Task item
Could you show all lines in the entries below that contain the string "Windows"?

START Provided data

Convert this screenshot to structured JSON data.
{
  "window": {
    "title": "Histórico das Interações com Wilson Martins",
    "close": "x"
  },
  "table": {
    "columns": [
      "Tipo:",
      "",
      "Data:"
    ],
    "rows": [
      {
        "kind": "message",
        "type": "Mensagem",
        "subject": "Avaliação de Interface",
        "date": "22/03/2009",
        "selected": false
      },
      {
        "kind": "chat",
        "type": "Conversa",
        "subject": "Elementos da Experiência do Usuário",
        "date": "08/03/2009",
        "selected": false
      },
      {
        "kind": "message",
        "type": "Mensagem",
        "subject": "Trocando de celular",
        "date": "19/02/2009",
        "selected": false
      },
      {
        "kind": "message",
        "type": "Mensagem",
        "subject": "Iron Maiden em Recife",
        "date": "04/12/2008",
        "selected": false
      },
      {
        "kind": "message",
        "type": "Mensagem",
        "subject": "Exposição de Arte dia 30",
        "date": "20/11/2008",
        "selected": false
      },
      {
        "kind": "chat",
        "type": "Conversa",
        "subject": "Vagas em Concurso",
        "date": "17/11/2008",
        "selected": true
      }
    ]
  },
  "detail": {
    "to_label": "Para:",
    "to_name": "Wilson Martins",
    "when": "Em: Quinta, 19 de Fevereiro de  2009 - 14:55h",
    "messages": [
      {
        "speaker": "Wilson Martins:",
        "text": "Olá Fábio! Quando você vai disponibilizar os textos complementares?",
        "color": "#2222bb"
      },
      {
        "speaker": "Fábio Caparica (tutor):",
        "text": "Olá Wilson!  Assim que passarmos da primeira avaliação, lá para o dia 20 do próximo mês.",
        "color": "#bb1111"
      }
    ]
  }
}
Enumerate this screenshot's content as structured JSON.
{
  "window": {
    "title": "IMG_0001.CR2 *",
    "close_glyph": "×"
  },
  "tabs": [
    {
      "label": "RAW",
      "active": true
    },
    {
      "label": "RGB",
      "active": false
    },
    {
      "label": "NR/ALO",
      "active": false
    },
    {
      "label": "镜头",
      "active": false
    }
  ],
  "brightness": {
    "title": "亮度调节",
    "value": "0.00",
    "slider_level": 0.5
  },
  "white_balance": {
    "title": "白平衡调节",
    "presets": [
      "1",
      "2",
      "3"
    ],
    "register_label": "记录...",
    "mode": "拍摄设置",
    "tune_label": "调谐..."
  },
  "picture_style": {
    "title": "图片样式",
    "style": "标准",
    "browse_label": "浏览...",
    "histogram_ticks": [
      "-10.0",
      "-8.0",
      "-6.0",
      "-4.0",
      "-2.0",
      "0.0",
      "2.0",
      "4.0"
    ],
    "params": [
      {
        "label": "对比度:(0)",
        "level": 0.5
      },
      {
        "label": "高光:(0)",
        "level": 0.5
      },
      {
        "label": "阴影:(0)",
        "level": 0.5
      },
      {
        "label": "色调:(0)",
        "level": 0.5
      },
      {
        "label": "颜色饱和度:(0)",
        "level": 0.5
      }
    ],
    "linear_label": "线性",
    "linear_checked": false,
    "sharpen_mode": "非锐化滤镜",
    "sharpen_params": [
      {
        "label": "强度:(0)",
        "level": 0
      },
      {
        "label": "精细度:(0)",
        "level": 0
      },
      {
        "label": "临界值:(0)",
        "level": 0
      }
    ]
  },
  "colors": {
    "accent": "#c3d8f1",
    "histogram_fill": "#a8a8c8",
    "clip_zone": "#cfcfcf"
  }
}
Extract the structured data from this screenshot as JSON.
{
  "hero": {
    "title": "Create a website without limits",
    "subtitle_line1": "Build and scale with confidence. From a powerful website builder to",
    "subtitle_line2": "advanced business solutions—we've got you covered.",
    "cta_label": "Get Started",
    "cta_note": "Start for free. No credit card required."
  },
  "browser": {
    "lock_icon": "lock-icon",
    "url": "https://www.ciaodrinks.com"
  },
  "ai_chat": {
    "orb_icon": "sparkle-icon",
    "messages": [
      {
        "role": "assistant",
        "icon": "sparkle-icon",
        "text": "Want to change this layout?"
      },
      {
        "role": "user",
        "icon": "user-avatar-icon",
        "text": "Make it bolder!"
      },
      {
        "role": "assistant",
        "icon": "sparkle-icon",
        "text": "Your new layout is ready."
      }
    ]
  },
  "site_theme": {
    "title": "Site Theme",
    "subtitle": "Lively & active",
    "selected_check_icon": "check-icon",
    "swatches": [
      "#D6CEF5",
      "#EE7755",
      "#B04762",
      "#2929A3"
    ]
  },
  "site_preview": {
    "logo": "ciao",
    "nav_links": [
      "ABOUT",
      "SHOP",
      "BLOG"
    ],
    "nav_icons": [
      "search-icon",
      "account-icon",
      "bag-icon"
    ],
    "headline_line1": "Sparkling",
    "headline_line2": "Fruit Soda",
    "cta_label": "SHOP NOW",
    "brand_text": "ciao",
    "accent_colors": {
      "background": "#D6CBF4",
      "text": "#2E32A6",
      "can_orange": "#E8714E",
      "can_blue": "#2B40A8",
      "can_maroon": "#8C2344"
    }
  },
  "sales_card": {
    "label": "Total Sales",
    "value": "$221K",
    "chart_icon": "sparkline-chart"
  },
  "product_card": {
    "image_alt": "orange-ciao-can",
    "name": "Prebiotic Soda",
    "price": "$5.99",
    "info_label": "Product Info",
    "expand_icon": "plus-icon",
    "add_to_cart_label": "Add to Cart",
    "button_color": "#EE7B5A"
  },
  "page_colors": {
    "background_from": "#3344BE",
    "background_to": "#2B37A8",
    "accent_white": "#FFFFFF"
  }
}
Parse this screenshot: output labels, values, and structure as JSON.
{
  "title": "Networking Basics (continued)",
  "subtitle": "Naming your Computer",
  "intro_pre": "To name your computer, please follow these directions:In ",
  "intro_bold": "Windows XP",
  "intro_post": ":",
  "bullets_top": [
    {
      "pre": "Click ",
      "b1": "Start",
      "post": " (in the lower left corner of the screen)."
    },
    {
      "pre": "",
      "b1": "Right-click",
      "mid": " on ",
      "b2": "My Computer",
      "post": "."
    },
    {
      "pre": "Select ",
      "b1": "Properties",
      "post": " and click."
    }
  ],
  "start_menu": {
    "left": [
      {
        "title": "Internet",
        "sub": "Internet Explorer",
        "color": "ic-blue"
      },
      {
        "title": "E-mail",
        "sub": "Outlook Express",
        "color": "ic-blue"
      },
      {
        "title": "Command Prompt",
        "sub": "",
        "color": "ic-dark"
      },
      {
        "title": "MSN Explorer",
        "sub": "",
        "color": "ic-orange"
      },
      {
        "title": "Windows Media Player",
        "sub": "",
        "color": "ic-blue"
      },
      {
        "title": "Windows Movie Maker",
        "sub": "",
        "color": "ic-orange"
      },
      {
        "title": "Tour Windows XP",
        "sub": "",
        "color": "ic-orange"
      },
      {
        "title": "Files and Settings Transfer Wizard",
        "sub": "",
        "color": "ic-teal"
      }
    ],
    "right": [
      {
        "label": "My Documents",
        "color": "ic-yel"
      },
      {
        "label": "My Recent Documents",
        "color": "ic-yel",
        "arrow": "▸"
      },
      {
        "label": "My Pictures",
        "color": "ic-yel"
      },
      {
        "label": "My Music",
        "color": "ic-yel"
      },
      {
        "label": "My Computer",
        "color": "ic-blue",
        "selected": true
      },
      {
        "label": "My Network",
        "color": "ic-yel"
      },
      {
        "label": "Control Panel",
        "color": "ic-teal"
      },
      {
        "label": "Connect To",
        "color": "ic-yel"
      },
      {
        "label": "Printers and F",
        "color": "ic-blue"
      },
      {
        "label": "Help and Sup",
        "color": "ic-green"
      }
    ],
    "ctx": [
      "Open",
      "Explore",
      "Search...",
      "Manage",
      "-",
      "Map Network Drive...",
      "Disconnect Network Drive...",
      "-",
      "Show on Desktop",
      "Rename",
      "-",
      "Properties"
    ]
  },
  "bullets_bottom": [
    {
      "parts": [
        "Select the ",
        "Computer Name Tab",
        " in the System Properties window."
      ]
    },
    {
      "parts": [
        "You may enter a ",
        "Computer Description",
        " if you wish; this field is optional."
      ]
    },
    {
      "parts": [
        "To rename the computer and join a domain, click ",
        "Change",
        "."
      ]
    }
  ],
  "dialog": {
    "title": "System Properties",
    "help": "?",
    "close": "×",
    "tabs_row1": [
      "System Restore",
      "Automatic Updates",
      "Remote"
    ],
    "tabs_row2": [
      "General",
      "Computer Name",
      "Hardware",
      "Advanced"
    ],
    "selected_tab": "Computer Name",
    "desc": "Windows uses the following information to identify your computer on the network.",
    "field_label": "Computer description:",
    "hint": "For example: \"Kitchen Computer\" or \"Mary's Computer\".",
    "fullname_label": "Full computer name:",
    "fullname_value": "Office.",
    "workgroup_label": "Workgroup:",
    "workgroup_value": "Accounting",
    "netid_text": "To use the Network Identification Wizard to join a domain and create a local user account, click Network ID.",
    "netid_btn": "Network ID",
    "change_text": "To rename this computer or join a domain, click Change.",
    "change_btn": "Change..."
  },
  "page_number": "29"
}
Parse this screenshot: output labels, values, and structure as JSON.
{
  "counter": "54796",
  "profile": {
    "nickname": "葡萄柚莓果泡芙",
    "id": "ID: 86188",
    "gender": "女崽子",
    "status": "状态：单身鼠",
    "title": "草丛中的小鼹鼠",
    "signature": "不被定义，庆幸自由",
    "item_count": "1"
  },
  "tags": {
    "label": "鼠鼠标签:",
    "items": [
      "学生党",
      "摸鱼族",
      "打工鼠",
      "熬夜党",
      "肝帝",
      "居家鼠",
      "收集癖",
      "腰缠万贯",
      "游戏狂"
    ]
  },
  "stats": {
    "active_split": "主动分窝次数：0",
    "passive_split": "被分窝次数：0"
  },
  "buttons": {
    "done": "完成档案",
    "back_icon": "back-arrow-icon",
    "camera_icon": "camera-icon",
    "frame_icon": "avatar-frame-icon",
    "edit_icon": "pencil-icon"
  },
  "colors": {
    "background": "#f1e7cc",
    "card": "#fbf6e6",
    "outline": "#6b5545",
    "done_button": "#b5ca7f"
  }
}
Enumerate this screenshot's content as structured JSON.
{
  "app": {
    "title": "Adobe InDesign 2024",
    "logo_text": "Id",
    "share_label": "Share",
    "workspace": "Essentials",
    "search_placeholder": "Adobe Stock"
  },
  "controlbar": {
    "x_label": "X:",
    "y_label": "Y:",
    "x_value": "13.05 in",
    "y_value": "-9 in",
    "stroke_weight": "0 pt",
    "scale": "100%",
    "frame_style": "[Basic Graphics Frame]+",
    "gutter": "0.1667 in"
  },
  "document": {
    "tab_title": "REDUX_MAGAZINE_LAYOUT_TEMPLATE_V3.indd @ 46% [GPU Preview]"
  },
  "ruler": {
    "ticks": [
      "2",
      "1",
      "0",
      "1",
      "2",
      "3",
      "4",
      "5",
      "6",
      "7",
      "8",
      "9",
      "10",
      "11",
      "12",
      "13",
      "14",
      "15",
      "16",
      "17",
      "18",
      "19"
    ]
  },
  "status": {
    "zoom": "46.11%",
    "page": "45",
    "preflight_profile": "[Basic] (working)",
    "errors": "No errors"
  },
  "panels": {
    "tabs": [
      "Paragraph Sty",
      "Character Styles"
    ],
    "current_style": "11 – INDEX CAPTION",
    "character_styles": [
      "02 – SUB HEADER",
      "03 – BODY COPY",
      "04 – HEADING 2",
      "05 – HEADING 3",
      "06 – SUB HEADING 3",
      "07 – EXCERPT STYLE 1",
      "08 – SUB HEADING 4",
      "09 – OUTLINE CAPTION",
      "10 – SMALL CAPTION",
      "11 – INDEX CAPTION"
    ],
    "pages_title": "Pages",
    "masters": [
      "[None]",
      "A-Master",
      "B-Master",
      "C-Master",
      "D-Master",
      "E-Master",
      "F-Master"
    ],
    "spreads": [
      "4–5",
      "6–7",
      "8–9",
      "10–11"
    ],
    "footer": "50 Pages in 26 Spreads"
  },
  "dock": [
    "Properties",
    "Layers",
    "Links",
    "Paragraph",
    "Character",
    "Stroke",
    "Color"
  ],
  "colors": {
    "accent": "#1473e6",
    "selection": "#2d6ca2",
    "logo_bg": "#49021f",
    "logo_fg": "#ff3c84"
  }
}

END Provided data

Final answer
  "intro_bold": "Windows XP",
        "title": "Windows Media Player",
        "title": "Windows Movie Maker",
        "title": "Tour Windows XP",
    "desc": "Windows uses the following information to identify your computer on the network.",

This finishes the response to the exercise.